This same process applies to the stern for some but generally not the majority of planks. Here is more important to let the plank follow its natural flow.  This will create triangular gaps that are filled with stealers.  Simply cut triangles cut to fit the length and width of those gaps unless you want to go all  out and scarp them in.  Again, I’m painting and scarping the hull, this would be wasted effort for me (unless you enjoy knowing and doing it then by all means).




I do all this knowing that no matter how careful I am, I have always had to fill in some area at the waist with partial and oddly cut planks that don’t reach stem to stern.  This fill is on the bottom and won’t be seen once its on the stand so I don’t worry about it, the perfectionist in me adjusts and accepts.


So that’s my two cents.  I’m sure as always there are better, more precise, and more expert ways to plank and several of those are included in this forum.  But this way works for me and the speed and pace I chose to work.  For what its worth I share it with you.


Edited by Glenn




Current Build: HMS Winchelsea
Completed Builds: HM Flirt (paused) HM Cutter CheerfulLady NelsonAmati HMS Vanguard,  
HMS Pegasus, Fair American, HM Granado, HM Pickle, AVS, Pride of Baltimore, Bluenose

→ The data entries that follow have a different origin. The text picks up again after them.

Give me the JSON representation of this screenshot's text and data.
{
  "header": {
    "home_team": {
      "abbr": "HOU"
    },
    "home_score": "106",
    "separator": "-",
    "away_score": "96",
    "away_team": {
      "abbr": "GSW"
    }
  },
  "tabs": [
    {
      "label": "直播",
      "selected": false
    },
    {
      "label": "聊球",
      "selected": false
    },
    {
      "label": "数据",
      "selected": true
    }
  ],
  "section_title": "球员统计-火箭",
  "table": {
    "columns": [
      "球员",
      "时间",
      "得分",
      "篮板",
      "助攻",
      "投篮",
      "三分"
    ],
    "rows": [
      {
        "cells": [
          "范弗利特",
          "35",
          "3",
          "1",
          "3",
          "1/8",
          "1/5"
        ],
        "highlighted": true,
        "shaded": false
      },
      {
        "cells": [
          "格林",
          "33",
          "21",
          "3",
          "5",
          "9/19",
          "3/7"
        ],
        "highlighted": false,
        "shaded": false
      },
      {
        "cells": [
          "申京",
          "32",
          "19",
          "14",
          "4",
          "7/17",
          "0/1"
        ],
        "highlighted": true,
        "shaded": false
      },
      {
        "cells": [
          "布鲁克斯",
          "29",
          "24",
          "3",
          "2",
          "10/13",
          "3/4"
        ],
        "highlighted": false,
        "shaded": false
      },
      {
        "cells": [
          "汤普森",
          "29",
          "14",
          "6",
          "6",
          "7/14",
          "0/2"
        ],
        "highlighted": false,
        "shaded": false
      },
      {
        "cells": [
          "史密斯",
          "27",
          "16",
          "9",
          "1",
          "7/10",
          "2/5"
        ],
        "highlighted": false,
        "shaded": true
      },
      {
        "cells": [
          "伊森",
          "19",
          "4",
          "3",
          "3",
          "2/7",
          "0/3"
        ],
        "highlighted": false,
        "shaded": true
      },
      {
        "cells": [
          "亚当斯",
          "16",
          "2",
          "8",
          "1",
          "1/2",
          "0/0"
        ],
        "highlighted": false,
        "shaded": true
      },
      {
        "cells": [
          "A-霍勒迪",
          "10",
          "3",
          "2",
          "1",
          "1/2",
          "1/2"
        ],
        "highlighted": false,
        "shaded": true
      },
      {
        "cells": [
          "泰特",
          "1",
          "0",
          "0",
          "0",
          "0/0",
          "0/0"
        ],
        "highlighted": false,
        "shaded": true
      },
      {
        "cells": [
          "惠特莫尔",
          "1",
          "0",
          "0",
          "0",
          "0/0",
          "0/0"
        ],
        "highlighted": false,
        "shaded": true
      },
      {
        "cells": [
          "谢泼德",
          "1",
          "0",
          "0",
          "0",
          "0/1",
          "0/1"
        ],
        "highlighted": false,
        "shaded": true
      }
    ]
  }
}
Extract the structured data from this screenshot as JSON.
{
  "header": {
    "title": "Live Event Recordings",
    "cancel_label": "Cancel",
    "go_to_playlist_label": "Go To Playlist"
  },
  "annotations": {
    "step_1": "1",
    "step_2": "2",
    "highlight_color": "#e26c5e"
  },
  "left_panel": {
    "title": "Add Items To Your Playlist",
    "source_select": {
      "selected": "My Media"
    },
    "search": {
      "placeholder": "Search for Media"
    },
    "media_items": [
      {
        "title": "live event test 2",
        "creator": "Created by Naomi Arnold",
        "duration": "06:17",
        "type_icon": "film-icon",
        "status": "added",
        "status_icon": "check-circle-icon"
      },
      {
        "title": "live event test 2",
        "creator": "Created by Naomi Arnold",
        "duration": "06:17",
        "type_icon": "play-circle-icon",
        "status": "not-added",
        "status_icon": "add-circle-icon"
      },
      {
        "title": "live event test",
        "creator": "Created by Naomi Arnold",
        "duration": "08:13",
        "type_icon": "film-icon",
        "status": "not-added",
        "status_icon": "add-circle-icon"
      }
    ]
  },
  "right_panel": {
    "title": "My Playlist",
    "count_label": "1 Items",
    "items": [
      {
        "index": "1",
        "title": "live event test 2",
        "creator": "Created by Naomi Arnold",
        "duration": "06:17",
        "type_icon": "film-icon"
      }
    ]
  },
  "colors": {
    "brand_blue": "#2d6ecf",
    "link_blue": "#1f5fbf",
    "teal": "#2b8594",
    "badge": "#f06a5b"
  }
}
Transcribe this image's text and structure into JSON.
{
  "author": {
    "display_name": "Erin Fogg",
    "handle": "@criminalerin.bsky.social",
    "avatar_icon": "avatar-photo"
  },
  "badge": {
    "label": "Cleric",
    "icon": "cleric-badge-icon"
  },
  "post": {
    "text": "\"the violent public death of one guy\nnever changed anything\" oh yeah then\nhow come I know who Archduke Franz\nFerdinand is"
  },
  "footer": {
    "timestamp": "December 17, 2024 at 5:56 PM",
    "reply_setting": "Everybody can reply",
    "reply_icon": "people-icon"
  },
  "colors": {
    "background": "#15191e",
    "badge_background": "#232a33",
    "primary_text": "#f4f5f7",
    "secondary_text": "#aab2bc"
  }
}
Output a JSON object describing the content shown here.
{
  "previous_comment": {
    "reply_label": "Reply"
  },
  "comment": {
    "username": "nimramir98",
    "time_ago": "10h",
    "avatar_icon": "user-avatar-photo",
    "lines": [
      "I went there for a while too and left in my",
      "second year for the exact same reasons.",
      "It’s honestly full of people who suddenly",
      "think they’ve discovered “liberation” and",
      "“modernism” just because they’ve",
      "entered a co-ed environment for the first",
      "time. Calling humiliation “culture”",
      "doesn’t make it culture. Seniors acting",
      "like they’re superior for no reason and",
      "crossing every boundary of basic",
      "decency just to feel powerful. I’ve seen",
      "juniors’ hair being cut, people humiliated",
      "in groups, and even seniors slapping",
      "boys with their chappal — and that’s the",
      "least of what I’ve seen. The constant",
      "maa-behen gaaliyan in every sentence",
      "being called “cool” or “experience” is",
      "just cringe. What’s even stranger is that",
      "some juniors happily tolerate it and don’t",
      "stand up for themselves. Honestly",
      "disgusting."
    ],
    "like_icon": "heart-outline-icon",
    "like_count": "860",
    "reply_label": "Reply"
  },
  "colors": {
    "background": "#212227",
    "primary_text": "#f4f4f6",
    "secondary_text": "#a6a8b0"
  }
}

Link to comment
Share on other sites

From your description it doesn't sound like you spile. I have found on my current project that the curve at the stem is so severe that I cannot get enough lateral bending. so I find I must spile. Comments? Except for the cost in wood I am beginning to enjoy spiling.

Current Builds - 18th Century Longboat, MS Syren

Completed Builds - MS Bluenose, Panart BatteStation Cross section, Endevour J Boat Half Hull, Windego Half Hull, R/C T37 Breezing Along, R/C Victoria 32, SolCat 18

On the shelf - Panart San Felipe, Euromodel Ajax, C.Mamoli America, 


Its a sailor's Life for me! :10_1_10:

Link to comment
Share on other sites

Excellent planking Glenn.

I've often wondered though, why when we pay such particular attention to scale every where else on the model, we use long strips of wood (often the full length of the hull) on the final planking. I admit it really looks "neat" when the planks run the length of the hull. But in reality there is a described length attributed to those planks. Shouldn't we use scale length planks as well??

Just asking.


Link to comment
Share on other sites

Hi Glenn,

I'm on my second ship and stumbled onto the method you just described. I started at the top and went down nine planks. Now, I'm starting on the bottom. So far full width planks have worked very nicely. I'll probably get upward of three planks when I will have to start the tedious job of tapering. It's great to read your process. It builds my confidence that I will wind up with nice planking.


Link to comment
Share on other sites

  • 8 years later...
  • 2 months later...

The original post was 9 years ago, while this process did and will work I now plank using a completely different method, following Chuck Passaro’s lining the hull and plank bending strictly with heat. I also no longer have the need for stealers, a by-product of my current process.  

Edited by glbarlow




Current Build: HMS Winchelsea
Completed Builds: HM Flirt (paused) HM Cutter CheerfulLady NelsonAmati HMS Vanguard,  
HMS Pegasus, Fair American, HM Granado, HM Pickle, AVS, Pride of Baltimore, Bluenose

Link to comment
Share on other sites

Join the conversation

You can post now and register later. If you have an account, sign in now to post with your account.

Reply to this topic...

×   Pasted as rich text.   Paste as plain text instead

  Only 75 emoji are allowed.

×   Your link has been automatically embedded.   Display as a link instead

×   Your previous content has been restored.   Clear editor

×   You cannot paste images directly. Upload or insert images from URL.

  • Recently Browsing   0 members

    • No registered users viewing this page.
  • Create New...